Sprains/Strains/Fractures

Children often sprain ankles and wrists, and unless you are a doctor or own an xray machine, it can be very difficult or impossible to tell the difference between a sprain, a strain, and a fracture. The symptoms are similar, but so is the treatment, so you don’t have to worry right away about which particular injury your child has.

The easy-to-remember treatment for these injuries is RICE: Rest, Immobilize, Cold, Elevate. Keep your child off his or her feet, wrap the injured part securely (but not too tightly) elevate it, and apply ice (for no more than fifteen minutes at a time.) It is a good idea to see a doctor for an xray, just in case what you think is a sprain is actually a hairline fracture.

The old saying is especially true when you have children: you can never be too prepared. With a good knowledge of the injuries your child is likely to suffer at some point, you will be a more confident and less stressed-out parent!

Need an answer?
Get insightful answers from community-recommended
experts
in First Aid & CPR on Knoji.
Would you recommend this author as an expert in First Aid & CPR?
You have 0 recommendations remaining to grant today.
Comments (2)
Susan

You were so spot on with your information on sprains, strains and fractures! A couple of years ago I was out on a hiking trip with friends in a Georgia State Park. On one of the paths, I dodged out of the way for a guy on a tenspeed to blow past us, and rolled my ankle on the edge of the path. It was very painful to stand on and I thought it was the ankle I had injured. I couldn't put any weight on it for several hours, and just stayed on the sidelines, icing it. My foot was so swollen the next morning that I could not get my boot on at all! We left early and stopped at the local emergency room, where X-rays showed that what had happened was a stress fracture of the top of my foot, nothing wrong with the ankle at all. X-rays and minor fractures

Kiesha
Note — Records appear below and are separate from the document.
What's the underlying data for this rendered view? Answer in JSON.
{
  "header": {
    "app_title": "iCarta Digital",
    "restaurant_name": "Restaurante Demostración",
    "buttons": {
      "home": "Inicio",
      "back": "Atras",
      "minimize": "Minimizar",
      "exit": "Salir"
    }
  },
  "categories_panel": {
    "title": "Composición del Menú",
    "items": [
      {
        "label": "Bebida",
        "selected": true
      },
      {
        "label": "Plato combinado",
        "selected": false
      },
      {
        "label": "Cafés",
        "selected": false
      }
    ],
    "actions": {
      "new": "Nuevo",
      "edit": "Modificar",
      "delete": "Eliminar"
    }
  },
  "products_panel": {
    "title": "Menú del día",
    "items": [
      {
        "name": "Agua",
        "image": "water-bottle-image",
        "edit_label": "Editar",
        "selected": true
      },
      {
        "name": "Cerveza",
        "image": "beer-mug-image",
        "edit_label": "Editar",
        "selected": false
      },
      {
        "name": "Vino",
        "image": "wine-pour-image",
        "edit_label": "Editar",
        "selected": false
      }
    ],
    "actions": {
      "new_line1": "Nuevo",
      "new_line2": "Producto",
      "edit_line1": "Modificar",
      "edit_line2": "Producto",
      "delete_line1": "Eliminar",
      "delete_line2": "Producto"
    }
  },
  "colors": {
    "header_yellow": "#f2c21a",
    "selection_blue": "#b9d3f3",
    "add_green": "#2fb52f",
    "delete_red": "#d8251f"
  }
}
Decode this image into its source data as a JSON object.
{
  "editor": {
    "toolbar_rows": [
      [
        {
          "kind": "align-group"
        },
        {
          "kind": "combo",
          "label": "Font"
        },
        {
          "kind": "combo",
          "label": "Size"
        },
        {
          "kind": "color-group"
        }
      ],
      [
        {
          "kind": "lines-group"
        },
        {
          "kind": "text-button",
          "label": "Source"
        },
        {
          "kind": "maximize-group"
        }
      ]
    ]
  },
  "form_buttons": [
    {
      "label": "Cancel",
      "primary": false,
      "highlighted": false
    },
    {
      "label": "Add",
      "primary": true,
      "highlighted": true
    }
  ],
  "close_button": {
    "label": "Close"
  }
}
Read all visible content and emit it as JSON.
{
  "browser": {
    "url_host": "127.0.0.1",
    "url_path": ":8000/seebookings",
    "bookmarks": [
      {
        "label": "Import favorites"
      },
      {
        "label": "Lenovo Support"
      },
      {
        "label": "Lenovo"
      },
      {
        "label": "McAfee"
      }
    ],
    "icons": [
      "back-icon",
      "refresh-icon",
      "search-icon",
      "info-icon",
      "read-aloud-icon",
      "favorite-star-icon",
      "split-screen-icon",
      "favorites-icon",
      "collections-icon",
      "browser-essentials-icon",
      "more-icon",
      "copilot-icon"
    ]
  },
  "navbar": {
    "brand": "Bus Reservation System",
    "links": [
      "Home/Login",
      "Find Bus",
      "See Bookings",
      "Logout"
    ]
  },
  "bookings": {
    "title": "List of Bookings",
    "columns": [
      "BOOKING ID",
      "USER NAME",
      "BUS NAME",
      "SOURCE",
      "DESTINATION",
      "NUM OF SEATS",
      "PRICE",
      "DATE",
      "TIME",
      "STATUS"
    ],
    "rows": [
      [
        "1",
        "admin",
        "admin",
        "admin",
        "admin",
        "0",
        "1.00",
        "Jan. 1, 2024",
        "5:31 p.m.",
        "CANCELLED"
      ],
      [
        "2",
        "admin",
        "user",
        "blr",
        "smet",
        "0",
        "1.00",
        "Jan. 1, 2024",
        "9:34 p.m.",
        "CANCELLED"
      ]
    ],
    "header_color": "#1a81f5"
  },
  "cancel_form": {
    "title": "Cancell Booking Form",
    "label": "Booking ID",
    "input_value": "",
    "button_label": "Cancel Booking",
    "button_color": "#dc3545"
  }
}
Thanks for this very informative post! Now I have a new knowledge about first aid. I'll be waiting for your next blog. Keep up the good work and good luck!

ARTICLE DETAILS
RELATED ARTICLES
RELATED CATEGORIES
ARTICLE KEYWORDS
RECENT SEARCHES ON KNOJI SHOPPING